Problem — Isolate every line in the data with the string "title" and copy it.

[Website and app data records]
>>>>>

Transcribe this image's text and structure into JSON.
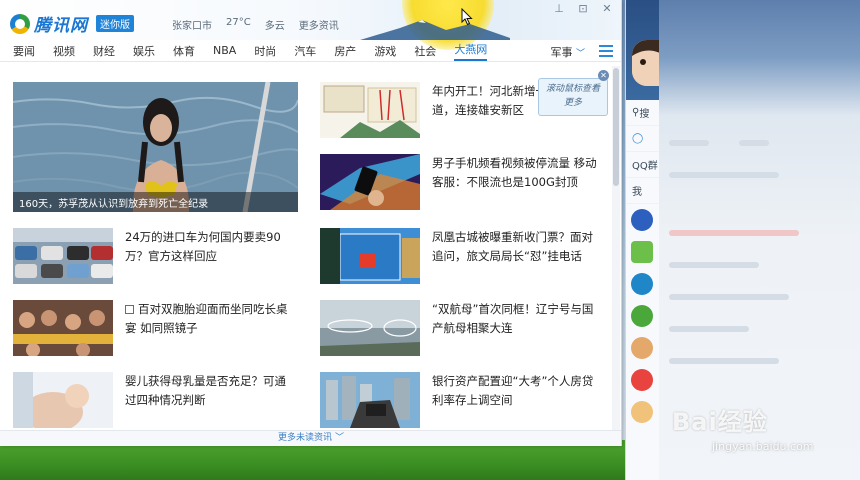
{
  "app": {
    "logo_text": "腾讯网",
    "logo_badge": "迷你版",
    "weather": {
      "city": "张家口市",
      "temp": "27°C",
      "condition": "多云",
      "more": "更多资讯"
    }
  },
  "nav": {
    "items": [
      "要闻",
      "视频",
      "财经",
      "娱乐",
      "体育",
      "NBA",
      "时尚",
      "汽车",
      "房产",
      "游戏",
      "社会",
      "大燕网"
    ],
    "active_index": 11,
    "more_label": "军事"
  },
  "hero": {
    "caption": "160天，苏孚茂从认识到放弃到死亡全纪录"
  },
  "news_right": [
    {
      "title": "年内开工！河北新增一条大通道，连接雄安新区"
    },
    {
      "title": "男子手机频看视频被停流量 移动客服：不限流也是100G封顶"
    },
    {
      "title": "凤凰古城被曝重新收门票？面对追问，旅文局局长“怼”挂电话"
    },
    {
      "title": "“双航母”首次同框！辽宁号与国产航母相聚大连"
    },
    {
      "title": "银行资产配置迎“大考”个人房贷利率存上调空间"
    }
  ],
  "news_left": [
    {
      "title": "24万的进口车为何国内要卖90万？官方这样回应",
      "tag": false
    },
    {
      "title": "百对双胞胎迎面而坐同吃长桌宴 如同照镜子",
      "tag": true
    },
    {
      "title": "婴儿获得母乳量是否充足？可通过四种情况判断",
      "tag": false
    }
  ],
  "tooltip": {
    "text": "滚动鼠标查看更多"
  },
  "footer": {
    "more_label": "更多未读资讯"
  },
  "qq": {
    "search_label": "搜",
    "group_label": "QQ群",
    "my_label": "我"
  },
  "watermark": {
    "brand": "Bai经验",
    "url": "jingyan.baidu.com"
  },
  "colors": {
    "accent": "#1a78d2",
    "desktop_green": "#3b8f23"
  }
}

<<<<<
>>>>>

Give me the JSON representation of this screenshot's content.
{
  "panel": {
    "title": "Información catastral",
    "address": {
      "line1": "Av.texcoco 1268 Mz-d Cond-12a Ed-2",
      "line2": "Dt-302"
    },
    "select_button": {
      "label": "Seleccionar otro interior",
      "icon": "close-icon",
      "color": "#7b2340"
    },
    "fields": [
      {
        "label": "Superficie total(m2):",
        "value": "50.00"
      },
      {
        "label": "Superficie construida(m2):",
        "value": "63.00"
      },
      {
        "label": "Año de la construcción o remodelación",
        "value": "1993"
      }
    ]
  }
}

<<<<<

Finished exercise —
      "title": "年内开工！河北新增一条大通道，连接雄安新区"
      "title": "男子手机频看视频被停流量 移动客服：不限流也是100G封顶"
      "title": "凤凰古城被曝重新收门票？面对追问，旅文局局长“怼”挂电话"
      "title": "“双航母”首次同框！辽宁号与国产航母相聚大连"
      "title": "银行资产配置迎“大考”个人房贷利率存上调空间"
      "title": "24万的进口车为何国内要卖90万？官方这样回应",
      "title": "百对双胞胎迎面而坐同吃长桌宴 如同照镜子",
      "title": "婴儿获得母乳量是否充足？可通过四种情况判断",
    "title": "Información catastral",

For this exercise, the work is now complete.